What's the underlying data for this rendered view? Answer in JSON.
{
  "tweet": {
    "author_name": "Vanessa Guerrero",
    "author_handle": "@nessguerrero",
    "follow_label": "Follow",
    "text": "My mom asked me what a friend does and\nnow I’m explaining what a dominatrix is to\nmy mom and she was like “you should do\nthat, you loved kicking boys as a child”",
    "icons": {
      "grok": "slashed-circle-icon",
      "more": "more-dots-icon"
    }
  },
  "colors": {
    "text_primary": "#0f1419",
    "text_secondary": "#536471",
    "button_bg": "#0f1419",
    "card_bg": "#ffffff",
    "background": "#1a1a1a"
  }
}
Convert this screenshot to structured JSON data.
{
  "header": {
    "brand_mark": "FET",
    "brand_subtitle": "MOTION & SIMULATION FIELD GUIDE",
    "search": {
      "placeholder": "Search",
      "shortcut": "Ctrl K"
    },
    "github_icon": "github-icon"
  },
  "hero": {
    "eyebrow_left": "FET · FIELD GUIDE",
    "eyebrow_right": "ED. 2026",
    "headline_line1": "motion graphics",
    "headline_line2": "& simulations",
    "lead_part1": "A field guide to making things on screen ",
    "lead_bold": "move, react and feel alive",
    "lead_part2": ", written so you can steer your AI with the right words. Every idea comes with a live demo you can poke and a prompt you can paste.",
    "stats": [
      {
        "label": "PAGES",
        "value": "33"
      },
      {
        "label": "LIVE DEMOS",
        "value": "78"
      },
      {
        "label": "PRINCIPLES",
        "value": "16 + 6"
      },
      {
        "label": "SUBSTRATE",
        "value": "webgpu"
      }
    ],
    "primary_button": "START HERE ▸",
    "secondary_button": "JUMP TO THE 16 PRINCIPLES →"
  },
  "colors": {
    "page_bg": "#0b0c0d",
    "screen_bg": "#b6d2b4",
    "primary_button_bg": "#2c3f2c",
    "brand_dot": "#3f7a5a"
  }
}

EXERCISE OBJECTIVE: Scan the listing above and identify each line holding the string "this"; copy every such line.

EXERCISE OUTPUT:
What's the underlying data for this rendered view? Answer in JSON.
Convert this screenshot to structured JSON data.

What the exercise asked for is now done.